**What you will do**
What is needed is a faithful copy of all the entries, with no pictures in it.

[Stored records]

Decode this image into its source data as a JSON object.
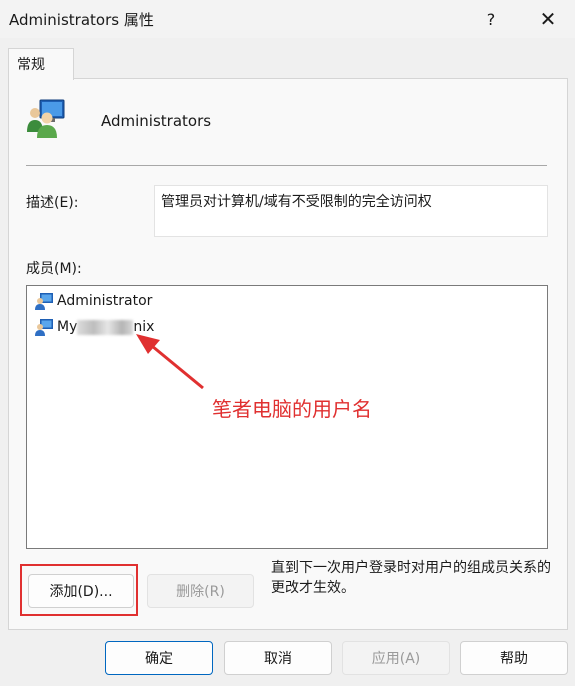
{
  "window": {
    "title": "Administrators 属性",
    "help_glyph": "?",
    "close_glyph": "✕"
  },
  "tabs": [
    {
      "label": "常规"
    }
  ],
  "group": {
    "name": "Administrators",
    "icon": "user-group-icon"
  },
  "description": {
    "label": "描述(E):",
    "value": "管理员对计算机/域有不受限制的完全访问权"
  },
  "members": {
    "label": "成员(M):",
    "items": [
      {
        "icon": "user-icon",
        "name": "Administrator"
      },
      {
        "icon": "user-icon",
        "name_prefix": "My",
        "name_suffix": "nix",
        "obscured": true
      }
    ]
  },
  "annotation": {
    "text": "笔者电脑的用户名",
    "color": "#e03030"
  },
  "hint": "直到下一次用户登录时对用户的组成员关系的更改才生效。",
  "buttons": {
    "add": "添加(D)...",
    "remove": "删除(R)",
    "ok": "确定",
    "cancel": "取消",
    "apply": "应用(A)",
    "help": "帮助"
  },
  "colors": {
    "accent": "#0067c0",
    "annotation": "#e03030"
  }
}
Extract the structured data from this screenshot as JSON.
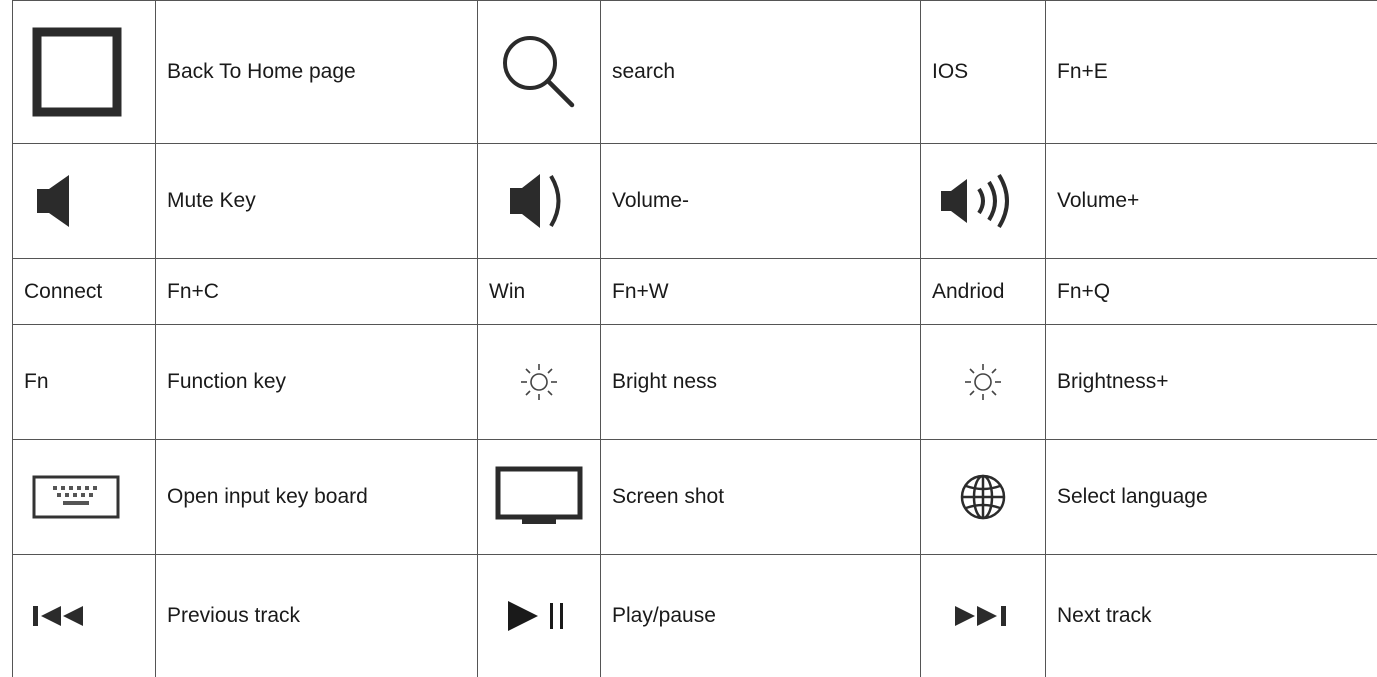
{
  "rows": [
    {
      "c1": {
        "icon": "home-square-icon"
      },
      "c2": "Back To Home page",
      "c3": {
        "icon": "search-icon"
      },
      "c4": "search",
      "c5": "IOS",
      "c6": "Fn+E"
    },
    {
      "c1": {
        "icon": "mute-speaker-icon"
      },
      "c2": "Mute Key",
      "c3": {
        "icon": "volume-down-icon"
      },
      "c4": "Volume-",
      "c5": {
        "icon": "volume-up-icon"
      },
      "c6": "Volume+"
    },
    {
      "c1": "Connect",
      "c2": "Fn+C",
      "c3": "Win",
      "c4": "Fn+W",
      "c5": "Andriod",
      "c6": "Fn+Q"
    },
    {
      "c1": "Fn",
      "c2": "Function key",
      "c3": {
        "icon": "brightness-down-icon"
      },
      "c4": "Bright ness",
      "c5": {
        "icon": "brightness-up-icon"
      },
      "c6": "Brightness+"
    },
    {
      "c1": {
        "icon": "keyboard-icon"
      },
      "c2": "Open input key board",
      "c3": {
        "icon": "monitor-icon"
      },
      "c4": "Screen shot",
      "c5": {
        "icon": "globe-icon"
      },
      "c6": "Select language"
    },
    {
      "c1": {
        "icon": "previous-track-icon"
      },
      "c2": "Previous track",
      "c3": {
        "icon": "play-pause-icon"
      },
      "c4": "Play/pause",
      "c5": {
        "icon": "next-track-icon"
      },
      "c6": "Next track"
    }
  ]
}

**Answer section**
Decode this image into its source data as a JSON object.
{
  "window": {
    "title": "Administrators 属性",
    "help_glyph": "?",
    "close_glyph": "✕"
  },
  "tabs": [
    {
      "label": "常规"
    }
  ],
  "group": {
    "name": "Administrators",
    "icon": "user-group-icon"
  },
  "description": {
    "label": "描述(E):",
    "value": "管理员对计算机/域有不受限制的完全访问权"
  },
  "members": {
    "label": "成员(M):",
    "items": [
      {
        "icon": "user-icon",
        "name": "Administrator"
      },
      {
        "icon": "user-icon",
        "name_prefix": "My",
        "name_suffix": "nix",
        "obscured": true
      }
    ]
  },
  "annotation": {
    "text": "笔者电脑的用户名",
    "color": "#e03030"
  },
  "hint": "直到下一次用户登录时对用户的组成员关系的更改才生效。",
  "buttons": {
    "add": "添加(D)...",
    "remove": "删除(R)",
    "ok": "确定",
    "cancel": "取消",
    "apply": "应用(A)",
    "help": "帮助"
  },
  "colors": {
    "accent": "#0067c0",
    "annotation": "#e03030"
  }
}
Extract the structured data from this screenshot as JSON.
{
  "rows": [
    {
      "c1": {
        "icon": "home-square-icon"
      },
      "c2": "Back To Home page",
      "c3": {
        "icon": "search-icon"
      },
      "c4": "search",
      "c5": "IOS",
      "c6": "Fn+E"
    },
    {
      "c1": {
        "icon": "mute-speaker-icon"
      },
      "c2": "Mute Key",
      "c3": {
        "icon": "volume-down-icon"
      },
      "c4": "Volume-",
      "c5": {
        "icon": "volume-up-icon"
      },
      "c6": "Volume+"
    },
    {
      "c1": "Connect",
      "c2": "Fn+C",
      "c3": "Win",
      "c4": "Fn+W",
      "c5": "Andriod",
      "c6": "Fn+Q"
    },
    {
      "c1": "Fn",
      "c2": "Function key",
      "c3": {
        "icon": "brightness-down-icon"
      },
      "c4": "Bright ness",
      "c5": {
        "icon": "brightness-up-icon"
      },
      "c6": "Brightness+"
    },
    {
      "c1": {
        "icon": "keyboard-icon"
      },
      "c2": "Open input key board",
      "c3": {
        "icon": "monitor-icon"
      },
      "c4": "Screen shot",
      "c5": {
        "icon": "globe-icon"
      },
      "c6": "Select language"
    },
    {
      "c1": {
        "icon": "previous-track-icon"
      },
      "c2": "Previous track",
      "c3": {
        "icon": "play-pause-icon"
      },
      "c4": "Play/pause",
      "c5": {
        "icon": "next-track-icon"
      },
      "c6": "Next track"
    }
  ]
}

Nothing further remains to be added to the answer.